Rachel Alwaya

Rachel Alwaya

The sun falls on Rachel’s gaunt face. The Alzheimer’s and time have worn her down. Now her skin is pulled by its own weight over her bones. Her apartment is full of people; her daughter Semha, her son Rami, her niece Amira, her grandchildren Asaf, Li-Hi, Ayelet and Duni and of course her Phillipino attendant Luz.

“Mama!” Rami yells. She looks wearily toward him, her once green eyes have turned blue, the right more closed than the left. Rami speaks in Arabic. Rachel’s grandchildren don’t understand Arabic – that was a different time.

While the guests sit about the old apartment, the same that Rachel moved into 34 years ago with her husband Yusef, her mind wanders away; maybe to Iraq , to Iran to the transit camps in Israel . She was once a part of a thriving Jewish community in Iraq and was forced out; living both in Israel and Iran . Like 150,000 other Iraqi Jews she had her property confiscated, citizenship revoked and status destroyed.

“She met Yusef when he used to drive her home from school in Baghdad ,” says a cousin and proprietor of an Iraqi restaurant in Ramat Gan , a heavily Iraqi suburb of Tel Aviv.

Beyond being romanced by Yusef, Rachel was fiercely independent and never thought a thing about being a woman, a Jewish woman in Baghdad . That didn’t stop her from going to medical school in Baghdad . If it were not for her aversion to blood she could have been a doctor. If not a doctor why not a lawyer? So Rachel took law courses at the University to obtain a degree in Law. She was one of seven Jewish students allowed to attend Universities in Iraq at the time.

Her headstrong nature ran in her family. Her uncle Sasoon Hiskel was the only Jewish Finance Minister of Iraq . Her father Abdullah was the head of Bedouin Affairs.

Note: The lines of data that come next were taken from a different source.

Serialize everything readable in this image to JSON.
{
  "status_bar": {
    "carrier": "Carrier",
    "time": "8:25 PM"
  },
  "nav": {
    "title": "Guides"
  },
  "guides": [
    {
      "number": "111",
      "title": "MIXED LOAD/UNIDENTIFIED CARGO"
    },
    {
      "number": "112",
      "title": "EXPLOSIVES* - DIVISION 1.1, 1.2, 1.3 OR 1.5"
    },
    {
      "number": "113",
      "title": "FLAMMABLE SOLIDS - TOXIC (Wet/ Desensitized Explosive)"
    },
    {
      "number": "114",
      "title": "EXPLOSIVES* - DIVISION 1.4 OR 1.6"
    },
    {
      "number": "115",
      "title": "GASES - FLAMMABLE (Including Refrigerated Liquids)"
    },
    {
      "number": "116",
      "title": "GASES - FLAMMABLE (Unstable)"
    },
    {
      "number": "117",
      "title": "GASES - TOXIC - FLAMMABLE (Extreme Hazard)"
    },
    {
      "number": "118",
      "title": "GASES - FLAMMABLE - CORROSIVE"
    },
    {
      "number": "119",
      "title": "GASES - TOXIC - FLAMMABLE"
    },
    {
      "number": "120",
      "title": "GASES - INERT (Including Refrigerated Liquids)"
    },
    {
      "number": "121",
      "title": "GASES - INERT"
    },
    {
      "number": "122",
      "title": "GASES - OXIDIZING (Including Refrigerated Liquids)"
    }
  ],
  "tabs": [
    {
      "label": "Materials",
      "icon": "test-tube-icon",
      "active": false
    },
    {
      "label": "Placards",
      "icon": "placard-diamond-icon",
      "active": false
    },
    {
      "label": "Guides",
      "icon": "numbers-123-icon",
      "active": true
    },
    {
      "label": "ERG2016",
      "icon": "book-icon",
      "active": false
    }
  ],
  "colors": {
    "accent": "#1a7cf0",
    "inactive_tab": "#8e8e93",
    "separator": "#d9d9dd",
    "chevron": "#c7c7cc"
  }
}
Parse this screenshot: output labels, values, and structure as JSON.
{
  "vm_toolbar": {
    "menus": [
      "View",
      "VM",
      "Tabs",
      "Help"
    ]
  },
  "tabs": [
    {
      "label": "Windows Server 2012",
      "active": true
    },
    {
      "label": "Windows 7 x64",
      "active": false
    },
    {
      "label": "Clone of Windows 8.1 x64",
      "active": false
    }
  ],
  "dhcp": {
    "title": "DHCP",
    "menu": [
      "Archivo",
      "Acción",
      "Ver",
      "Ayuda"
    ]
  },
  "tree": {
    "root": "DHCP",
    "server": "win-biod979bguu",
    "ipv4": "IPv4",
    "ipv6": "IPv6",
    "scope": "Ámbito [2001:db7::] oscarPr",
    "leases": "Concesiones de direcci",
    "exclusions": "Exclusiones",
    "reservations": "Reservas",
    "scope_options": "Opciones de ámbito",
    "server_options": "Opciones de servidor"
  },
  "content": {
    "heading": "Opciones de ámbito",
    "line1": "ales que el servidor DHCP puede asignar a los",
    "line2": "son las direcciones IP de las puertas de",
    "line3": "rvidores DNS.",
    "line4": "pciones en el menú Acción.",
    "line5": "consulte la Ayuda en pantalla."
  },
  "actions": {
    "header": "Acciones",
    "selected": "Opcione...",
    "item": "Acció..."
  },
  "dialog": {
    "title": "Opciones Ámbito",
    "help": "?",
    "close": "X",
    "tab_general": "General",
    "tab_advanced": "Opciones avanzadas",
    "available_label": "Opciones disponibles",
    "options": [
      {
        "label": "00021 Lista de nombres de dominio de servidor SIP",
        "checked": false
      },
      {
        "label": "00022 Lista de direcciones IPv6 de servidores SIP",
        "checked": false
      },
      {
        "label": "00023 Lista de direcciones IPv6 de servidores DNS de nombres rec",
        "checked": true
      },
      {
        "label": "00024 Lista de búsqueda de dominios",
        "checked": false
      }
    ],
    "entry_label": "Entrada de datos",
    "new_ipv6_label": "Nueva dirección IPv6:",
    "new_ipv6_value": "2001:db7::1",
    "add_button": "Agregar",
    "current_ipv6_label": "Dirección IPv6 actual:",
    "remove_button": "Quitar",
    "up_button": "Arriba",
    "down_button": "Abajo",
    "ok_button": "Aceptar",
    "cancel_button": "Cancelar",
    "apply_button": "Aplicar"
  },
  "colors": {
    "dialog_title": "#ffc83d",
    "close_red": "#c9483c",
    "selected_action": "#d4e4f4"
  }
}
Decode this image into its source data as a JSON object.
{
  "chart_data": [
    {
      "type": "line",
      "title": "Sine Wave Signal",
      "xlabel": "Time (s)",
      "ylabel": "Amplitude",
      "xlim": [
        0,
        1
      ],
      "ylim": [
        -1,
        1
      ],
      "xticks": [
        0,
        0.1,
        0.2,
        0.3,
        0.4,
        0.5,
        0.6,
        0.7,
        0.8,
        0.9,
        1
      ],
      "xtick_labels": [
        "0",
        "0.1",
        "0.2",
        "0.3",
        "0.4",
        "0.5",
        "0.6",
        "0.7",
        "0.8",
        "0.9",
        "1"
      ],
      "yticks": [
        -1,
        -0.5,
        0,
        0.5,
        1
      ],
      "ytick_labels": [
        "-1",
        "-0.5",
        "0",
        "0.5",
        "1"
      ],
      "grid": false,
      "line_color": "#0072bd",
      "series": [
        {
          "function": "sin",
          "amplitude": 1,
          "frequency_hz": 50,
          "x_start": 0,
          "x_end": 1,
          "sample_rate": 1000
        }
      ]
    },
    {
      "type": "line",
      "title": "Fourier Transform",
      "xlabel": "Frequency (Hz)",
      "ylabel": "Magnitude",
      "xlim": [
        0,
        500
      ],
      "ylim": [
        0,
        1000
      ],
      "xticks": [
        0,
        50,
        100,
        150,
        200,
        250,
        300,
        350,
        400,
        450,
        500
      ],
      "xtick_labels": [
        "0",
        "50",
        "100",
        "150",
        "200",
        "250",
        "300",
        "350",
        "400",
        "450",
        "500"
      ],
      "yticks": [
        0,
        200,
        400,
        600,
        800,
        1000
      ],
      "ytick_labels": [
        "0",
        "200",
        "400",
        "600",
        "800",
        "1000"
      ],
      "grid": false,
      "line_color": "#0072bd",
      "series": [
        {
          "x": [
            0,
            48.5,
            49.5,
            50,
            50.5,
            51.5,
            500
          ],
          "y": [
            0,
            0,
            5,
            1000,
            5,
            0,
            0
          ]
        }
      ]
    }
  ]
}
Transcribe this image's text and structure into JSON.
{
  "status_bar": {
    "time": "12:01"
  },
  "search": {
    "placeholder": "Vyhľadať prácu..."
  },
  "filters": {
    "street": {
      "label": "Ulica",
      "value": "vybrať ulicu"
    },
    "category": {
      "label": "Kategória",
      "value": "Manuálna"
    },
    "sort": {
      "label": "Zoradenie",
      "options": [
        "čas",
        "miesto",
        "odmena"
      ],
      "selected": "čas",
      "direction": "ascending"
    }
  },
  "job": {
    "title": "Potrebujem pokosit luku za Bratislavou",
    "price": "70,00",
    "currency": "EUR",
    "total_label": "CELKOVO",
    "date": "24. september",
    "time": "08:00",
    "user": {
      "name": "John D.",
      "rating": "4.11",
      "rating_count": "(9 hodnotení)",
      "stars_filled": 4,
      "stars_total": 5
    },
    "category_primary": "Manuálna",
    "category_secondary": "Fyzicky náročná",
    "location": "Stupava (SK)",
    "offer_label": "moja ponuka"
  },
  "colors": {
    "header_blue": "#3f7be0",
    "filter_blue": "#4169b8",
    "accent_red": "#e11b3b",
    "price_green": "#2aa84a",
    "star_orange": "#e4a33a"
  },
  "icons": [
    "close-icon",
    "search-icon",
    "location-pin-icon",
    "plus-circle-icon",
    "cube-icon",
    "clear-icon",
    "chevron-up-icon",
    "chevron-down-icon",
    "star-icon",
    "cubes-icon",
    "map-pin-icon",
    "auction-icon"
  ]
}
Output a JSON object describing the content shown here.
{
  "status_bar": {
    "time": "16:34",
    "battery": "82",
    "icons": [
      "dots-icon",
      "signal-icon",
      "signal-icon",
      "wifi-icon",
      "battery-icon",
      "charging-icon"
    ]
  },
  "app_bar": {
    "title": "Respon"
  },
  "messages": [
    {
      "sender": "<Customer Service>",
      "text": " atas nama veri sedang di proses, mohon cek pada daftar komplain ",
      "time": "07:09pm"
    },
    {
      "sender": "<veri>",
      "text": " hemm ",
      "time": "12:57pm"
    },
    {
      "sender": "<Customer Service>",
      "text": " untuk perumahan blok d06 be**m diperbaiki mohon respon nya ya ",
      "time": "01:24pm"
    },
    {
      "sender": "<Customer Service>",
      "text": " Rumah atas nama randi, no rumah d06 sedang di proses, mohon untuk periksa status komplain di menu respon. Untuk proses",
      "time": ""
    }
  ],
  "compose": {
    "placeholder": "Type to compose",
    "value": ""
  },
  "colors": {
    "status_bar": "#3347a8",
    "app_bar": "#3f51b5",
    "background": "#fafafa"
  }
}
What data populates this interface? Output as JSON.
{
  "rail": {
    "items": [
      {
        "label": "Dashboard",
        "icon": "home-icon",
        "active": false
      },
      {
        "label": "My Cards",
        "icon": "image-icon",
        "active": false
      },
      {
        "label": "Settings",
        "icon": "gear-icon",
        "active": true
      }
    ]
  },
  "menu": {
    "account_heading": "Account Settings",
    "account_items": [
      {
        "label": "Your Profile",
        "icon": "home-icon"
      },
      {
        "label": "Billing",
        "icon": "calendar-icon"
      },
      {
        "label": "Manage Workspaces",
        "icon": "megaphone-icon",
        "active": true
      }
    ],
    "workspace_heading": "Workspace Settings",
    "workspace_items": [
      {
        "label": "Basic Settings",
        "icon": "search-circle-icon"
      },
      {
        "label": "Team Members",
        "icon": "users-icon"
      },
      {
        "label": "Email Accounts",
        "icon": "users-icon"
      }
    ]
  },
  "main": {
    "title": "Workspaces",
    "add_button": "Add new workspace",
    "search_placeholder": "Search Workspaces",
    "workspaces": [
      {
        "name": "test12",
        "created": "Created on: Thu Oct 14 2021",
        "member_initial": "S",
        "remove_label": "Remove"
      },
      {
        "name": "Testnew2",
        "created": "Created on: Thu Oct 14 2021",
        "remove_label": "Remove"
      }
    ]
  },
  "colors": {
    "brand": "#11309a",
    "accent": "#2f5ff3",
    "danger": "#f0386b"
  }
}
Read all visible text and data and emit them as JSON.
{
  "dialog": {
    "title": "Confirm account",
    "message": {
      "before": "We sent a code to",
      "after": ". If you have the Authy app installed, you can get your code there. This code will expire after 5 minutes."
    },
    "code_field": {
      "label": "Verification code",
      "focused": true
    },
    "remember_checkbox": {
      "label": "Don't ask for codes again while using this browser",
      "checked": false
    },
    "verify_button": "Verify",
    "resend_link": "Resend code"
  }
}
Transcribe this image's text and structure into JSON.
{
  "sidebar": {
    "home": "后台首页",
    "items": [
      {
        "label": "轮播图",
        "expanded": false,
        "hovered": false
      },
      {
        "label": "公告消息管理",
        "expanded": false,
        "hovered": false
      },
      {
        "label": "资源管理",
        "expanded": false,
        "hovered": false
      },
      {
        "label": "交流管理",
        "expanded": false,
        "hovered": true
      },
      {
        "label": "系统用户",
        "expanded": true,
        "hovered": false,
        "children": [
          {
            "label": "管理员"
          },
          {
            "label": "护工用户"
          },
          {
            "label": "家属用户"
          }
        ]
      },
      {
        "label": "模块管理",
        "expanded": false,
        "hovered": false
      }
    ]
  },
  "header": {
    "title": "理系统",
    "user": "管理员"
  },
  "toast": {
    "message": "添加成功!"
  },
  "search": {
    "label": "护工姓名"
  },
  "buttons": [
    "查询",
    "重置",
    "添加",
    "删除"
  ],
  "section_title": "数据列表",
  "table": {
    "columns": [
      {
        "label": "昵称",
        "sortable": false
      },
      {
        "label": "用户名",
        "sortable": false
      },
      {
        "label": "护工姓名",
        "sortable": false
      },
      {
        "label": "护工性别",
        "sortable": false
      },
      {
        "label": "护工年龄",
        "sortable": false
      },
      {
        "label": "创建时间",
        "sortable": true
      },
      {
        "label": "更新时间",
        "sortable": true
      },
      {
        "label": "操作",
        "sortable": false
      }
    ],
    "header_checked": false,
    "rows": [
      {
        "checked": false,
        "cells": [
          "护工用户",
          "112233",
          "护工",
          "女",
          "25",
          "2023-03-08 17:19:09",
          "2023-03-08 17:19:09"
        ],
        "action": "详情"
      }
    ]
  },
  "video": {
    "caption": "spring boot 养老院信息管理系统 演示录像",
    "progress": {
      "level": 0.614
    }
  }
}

She also benefited from a close relation with Muslim Iraqis, having gone to Arab schools while most Baghdad Jews were attending French or British schools.

But all that didn’t matter. When anti-Semitism exploded into violence she was expelled from the university and forced out of the only home she knew.

In 1951 Rachel and her family left Iraq . She, Yusef and the newborn Semha boarded a plane for Israel , twenty dinars among them. Their home gone, she bore her education with her; a valuable resource. From 1951-1954 Rachel raised Semha in the squalor of an Israeli Transit Camp. In 54 the small family left for Iran hoping for a better life. In Iran it was rumored that there was opportunity and while it was painful to leave the Alwaya clan in Israel they had no choice.

There Rachel put her education to work and quickly became the principal of Etefaq “The Alliance”. Etefaq was the hub of Tehran ‘s Jewish community. Across from the university the school had 360 students, a synagogue a pool and the first female principal in Iran – Rachel Alwaya.

“She ran the school with an Iron fist,” says her daughter Semha who also attended the school. “But everybody loved her because she was fair.”

She remained the principal until the family left in 1965. Yusef had left two years before and Rachel longed to bring her now three children back to Israel where her husband and the rest of the Alwaya lived. During her tenure at Etefaq she instituted such progressive programs as having dances with both boys and girls, this in Iran .

In Israel she taught Arabic and held close ties to the Iraqi community. A community that, like all Mizrahi communities in Israel , is increasingly assimilated into the same uniquely Israeli amalgam.

Rachel is a remnant of a different time. And as she slips further away, deeper into her memories, another voice of the collective past of Iraqi Jews is lost.